Walk and Talk Like a Leader.

Posted by on Jul 15, 2014 in Leadership | Comments Off on Walk and Talk Like a Leader.

Are You Perceived as Credible?  

Do you speak in public or give presentations? Do you want to influence your boss, peers, customers or your staff? If you answered yes, don’t underestimate the importance of leadership presence when it comes to influencing others. An important component of leadership presence is credibility.  One way to build credibility is to demonstrate trustworthiness and expertise over time. Unfortunately, sometimes you need to be credible in situations where people don’t really know you. There are some simple ways to build credibility.

Leadership Presence Can Make or Break Your Credibility 

All behaviors including emotions are made up of three parts working together. If you want to project credibility shift your physiology, your mental focus and your language.  I was working with a leader wanting to improve her credibility. As a stellar individual performer with solid expertise in marketing, her recommendations were successful and profitable for her clients and her organization. She was frequently required to make highly visible presentations to customers and upper management.
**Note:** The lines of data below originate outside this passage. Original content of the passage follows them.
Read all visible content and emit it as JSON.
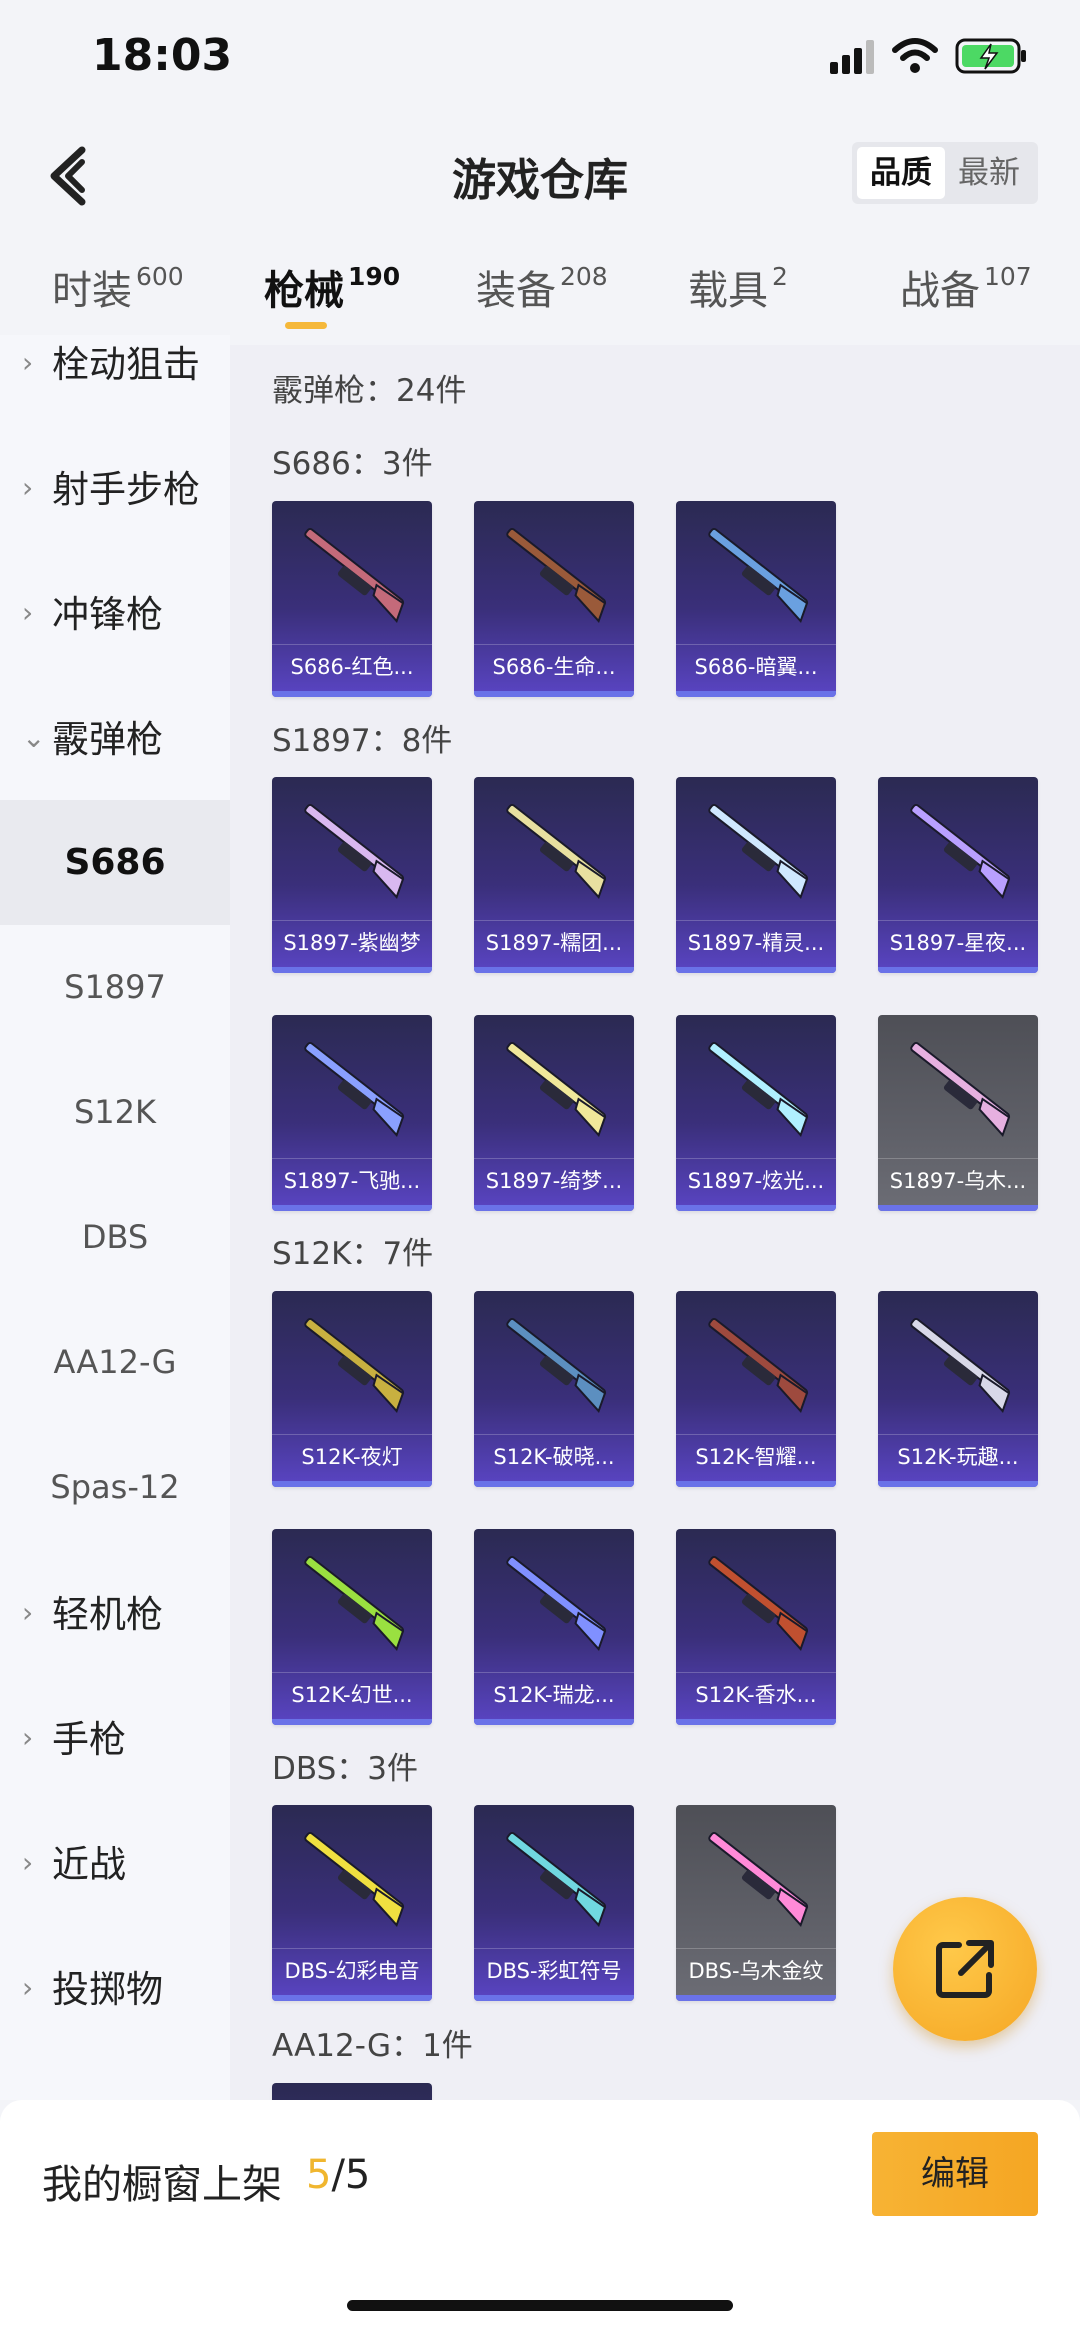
{
  "status_bar": {
    "time": "18:03"
  },
  "header": {
    "title": "游戏仓库",
    "sort": [
      "品质",
      "最新"
    ]
  },
  "tabs": [
    {
      "label": "时装",
      "count": "600"
    },
    {
      "label": "枪械",
      "count": "190"
    },
    {
      "label": "装备",
      "count": "208"
    },
    {
      "label": "载具",
      "count": "2"
    },
    {
      "label": "战备",
      "count": "107"
    }
  ],
  "sidebar": {
    "groups": [
      "栓动狙击",
      "射手步枪",
      "冲锋枪",
      "霰弹枪",
      "轻机枪",
      "手枪",
      "近战",
      "投掷物"
    ],
    "subs": [
      "S686",
      "S1897",
      "S12K",
      "DBS",
      "AA12-G",
      "Spas-12"
    ]
  },
  "content": {
    "category": "霰弹枪：24件",
    "sections": [
      {
        "title": "S686：3件",
        "items": [
          "S686-红色...",
          "S686-生命...",
          "S686-暗翼..."
        ]
      },
      {
        "title": "S1897：8件",
        "items": [
          "S1897-紫幽梦",
          "S1897-糯团...",
          "S1897-精灵...",
          "S1897-星夜...",
          "S1897-飞驰...",
          "S1897-绮梦...",
          "S1897-炫光...",
          "S1897-乌木..."
        ]
      },
      {
        "title": "S12K：7件",
        "items": [
          "S12K-夜灯",
          "S12K-破晓...",
          "S12K-智耀...",
          "S12K-玩趣...",
          "S12K-幻世...",
          "S12K-瑞龙...",
          "S12K-香水..."
        ]
      },
      {
        "title": "DBS：3件",
        "items": [
          "DBS-幻彩电音",
          "DBS-彩虹符号",
          "DBS-乌木金纹"
        ]
      },
      {
        "title": "AA12-G：1件"
      }
    ]
  },
  "footer": {
    "label": "我的橱窗上架",
    "count_current": "5",
    "count_total": "/5",
    "edit": "编辑"
  },
  "colors": {
    "accent": "#f5b83a",
    "card_purple": "#3a2f7a",
    "card_gray": "#5f6068"
  },
  "icons": [
    "back-icon",
    "share-icon",
    "chevron-right-icon",
    "chevron-down-icon",
    "signal-icon",
    "wifi-icon",
    "battery-icon"
  ]
}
Unfortunately when she spoke her voice tone was high and cracked with anxiety. Her gestures were all over the place and her posture was not symmetrical. Her leadership presence lacked credibility and it was preventing her from getting clients and upper management to accept her ideas. She was also not getting the recognition and promotion she wanted. With a few shifts she has successfully improved her leadership presence and was promoted.

Ways to Cultivate Credibility: 
Try these simple shifts in physiology, mental focus and language to enhance your credibility:

  1. Credibility has a look and sound. Shift your physiology by lowering your chin which will also result in lowering your voice tone. Keep your head, hand gestures and body symmetrical and don’t let them move around too much. Get a sense of it by watching the evening news or  politicians.
  2. Look confident and self-assured. Before you begin speaking say to yourself some word or phrase that puts you in the right state of mind. Before every speech, President Kennedy’s speech consultant, Dorothy Sarnoff, would have the President say to himself, “I know what I know.”
  3. Don’t assume you have any credibility especially when influencing people who don’t know you. No matter your positional authority or perceived reputation there can always be a skeptic or two in the crowd. Once you have presented your idea, use the language of invitation and suggestion, such as: “Think about it and decide for yourself.”

If you want to increase your leadership presence, you might consider using these techniques the next time the stakes are high.  But don’t take my word for it, please give it a try, because only you can decide what works for your unique situation. If you want to learn more please contact me for a free 30 minute consultation.